Article (PDF Available) inAmerican Journal of Clinical Nutrition 103(4) · February 2016with473 Reads
DOI: 10.3945/ajcn.115.120873

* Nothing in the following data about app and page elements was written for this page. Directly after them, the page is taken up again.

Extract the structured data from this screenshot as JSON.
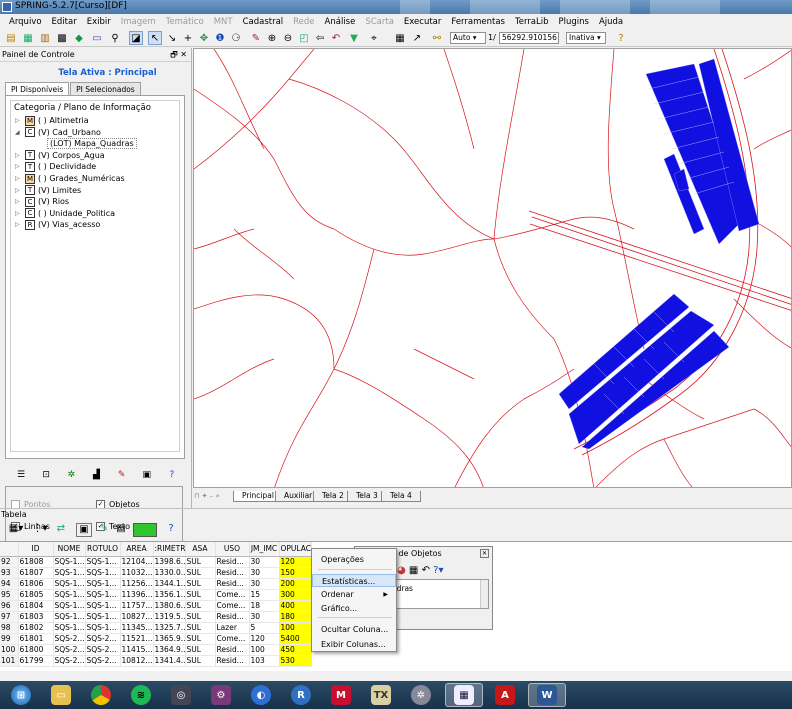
{
  "window": {
    "title": "SPRING-5.2.7[Curso][DF]"
  },
  "menu": [
    {
      "label": "Arquivo",
      "enabled": true
    },
    {
      "label": "Editar",
      "enabled": true
    },
    {
      "label": "Exibir",
      "enabled": true
    },
    {
      "label": "Imagem",
      "enabled": false
    },
    {
      "label": "Temático",
      "enabled": false
    },
    {
      "label": "MNT",
      "enabled": false
    },
    {
      "label": "Cadastral",
      "enabled": true
    },
    {
      "label": "Rede",
      "enabled": false
    },
    {
      "label": "Análise",
      "enabled": true
    },
    {
      "label": "SCarta",
      "enabled": false
    },
    {
      "label": "Executar",
      "enabled": true
    },
    {
      "label": "Ferramentas",
      "enabled": true
    },
    {
      "label": "TerraLib",
      "enabled": true
    },
    {
      "label": "Plugins",
      "enabled": true
    },
    {
      "label": "Ajuda",
      "enabled": true
    }
  ],
  "toolbar": {
    "scale_mode": "Auto",
    "scale_prefix": "1/",
    "scale_value": "56292.910156",
    "state": "Inativa"
  },
  "panel": {
    "title": "Painel de Controle",
    "close_glyph": "🗗 ✕",
    "active_plane": "Tela Ativa : Principal",
    "tabs": [
      "PI Disponíveis",
      "PI Selecionados"
    ],
    "category_header": "Categoria / Plano de Informação",
    "tree": [
      {
        "icon": "M",
        "label": "( ) Altimetria",
        "expanded": false
      },
      {
        "icon": "C",
        "label": "(V) Cad_Urbano",
        "expanded": true
      },
      {
        "icon": "",
        "label": "(LOT) Mapa_Quadras",
        "child": true
      },
      {
        "icon": "T",
        "label": "(V) Corpos_Agua",
        "expanded": false
      },
      {
        "icon": "T",
        "label": "( ) Declividade",
        "expanded": false
      },
      {
        "icon": "M",
        "label": "( ) Grades_Numéricas",
        "expanded": false
      },
      {
        "icon": "T",
        "label": "(V) Limites",
        "expanded": false
      },
      {
        "icon": "C",
        "label": "(V) Rios",
        "expanded": false
      },
      {
        "icon": "C",
        "label": "( ) Unidade_Politica",
        "expanded": false
      },
      {
        "icon": "R",
        "label": "(V) Vias_acesso",
        "expanded": false
      }
    ],
    "visibility": {
      "pontos": {
        "label": "Pontos",
        "checked": false
      },
      "objetos": {
        "label": "Objetos",
        "checked": true
      },
      "linhas": {
        "label": "Linhas",
        "checked": true
      },
      "texto": {
        "label": "Texto",
        "checked": true
      }
    }
  },
  "map_tabs": [
    "Principal",
    "Auxiliar",
    "Tela 2",
    "Tela 3",
    "Tela 4"
  ],
  "map_tab_nav": "⊓ ✦ – »",
  "colors": {
    "block_fill": "#1010e0",
    "road_line": "#d8141c",
    "highlight": "#ffff00"
  },
  "table": {
    "title": "Tabela",
    "columns": [
      "",
      "ID",
      "NOME",
      "ROTULO",
      "AREA",
      ":RIMETR",
      "ASA",
      "USO",
      "JM_IMC",
      "OPULAC"
    ],
    "rows": [
      [
        "92",
        "61808",
        "SQS-1...",
        "SQS-1...",
        "12104...",
        "1398.6...",
        "SUL",
        "Resid...",
        "30",
        "120"
      ],
      [
        "93",
        "61807",
        "SQS-1...",
        "SQS-1...",
        "11032...",
        "1330.0...",
        "SUL",
        "Resid...",
        "30",
        "150"
      ],
      [
        "94",
        "61806",
        "SQS-1...",
        "SQS-1...",
        "11256...",
        "1344.1...",
        "SUL",
        "Resid...",
        "30",
        "200"
      ],
      [
        "95",
        "61805",
        "SQS-1...",
        "SQS-1...",
        "11396...",
        "1356.1...",
        "SUL",
        "Come...",
        "15",
        "300"
      ],
      [
        "96",
        "61804",
        "SQS-1...",
        "SQS-1...",
        "11757...",
        "1380.6...",
        "SUL",
        "Come...",
        "18",
        "400"
      ],
      [
        "97",
        "61803",
        "SQS-1...",
        "SQS-1...",
        "10827...",
        "1319.5...",
        "SUL",
        "Resid...",
        "30",
        "180"
      ],
      [
        "98",
        "61802",
        "SQS-1...",
        "SQS-1...",
        "11345...",
        "1325.7...",
        "SUL",
        "Lazer",
        "5",
        "100"
      ],
      [
        "99",
        "61801",
        "SQS-2...",
        "SQS-2...",
        "11521...",
        "1365.9...",
        "SUL",
        "Come...",
        "120",
        "5400"
      ],
      [
        "100",
        "61800",
        "SQS-2...",
        "SQS-2...",
        "11415...",
        "1364.9...",
        "SUL",
        "Resid...",
        "100",
        "450"
      ],
      [
        "101",
        "61799",
        "SQS-2...",
        "SQS-2...",
        "10812...",
        "1341.4...",
        "SUL",
        "Resid...",
        "103",
        "530"
      ]
    ]
  },
  "context_menu": [
    {
      "label": "Operações"
    },
    {
      "label": "Estatísticas...",
      "hover": true
    },
    {
      "label": "Ordenar",
      "submenu": true
    },
    {
      "label": "Gráfico..."
    },
    {
      "label": "Ocultar Coluna..."
    },
    {
      "label": "Exibir Colunas..."
    }
  ],
  "objects_dialog": {
    "title": "o de Objetos",
    "list_item": "adras"
  },
  "taskbar_apps": [
    "start",
    "explorer",
    "chrome",
    "spotify",
    "app",
    "settings",
    "browser",
    "r-studio",
    "mapper",
    "tex",
    "manager",
    "spring",
    "acrobat",
    "word"
  ]
}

Background: Vitamin D deficiency has been described as being pandemic, but serum 25-hydroxyvitamin D [25(OH)D] distribution data for the European Union are of very variable quality. The NIH-led international Vitamin D Standardization Program (VDSP) has developed protocols for standardizing existing 25(OH)D values from national health/nutrition surveys. Objective: This study applied VDSP protocols to serum 25(OH)D data from representative childhood/teenage and adult/older adult European populations, representing a sizable geographical footprint, to better quantify the prevalence of vitamin D deficiency in Europe. Design: The VDSP protocols were applied in 14 population studies [reanalysis of subsets of serum 25(OH)D in 11 studies and complete analysis of all samples from 3 studies that had not previously measured it] by using certified liquid chromatography-tandem mass spectrometry on biobanked sera. These data were combined with standardized serum 25(OH)D data from 4 previously standardized studies (for a total n = 55,844). Prevalence estimates of vitamin D deficiency [using various serum 25(OH)D thresholds] were generated on the basis of standardized 25(OH)D data. Results: An overall pooled estimate, irrespective of age group, ethnic mix, and latitude of study populations, showed that 13.0% of the 55,844 European individuals had serum 25(OH)D concentrations <30 nmol/L on average in the year, with 17.7% and 8.3% in those sampled during the extended winter (October-March) and summer (April-November) periods, respectively. According to an alternate suggested definition of vitamin D deficiency (<50 nmol/L), the prevalence was 40.4%. Dark-skinned ethnic subgroups had much higher (3- to 71-fold) prevalence of serum 25(OH)D <30 nmol/L than did white populations. Conclusions: Vitamin D deficiency is evident throughout the European population at prevalence rates that are concerning and that require action from a public health perspective. What direction these strategies take will depend on European policy but should aim to ensure vitamin D intakes that are protective against vitamin D deficiency in the majority of the European population.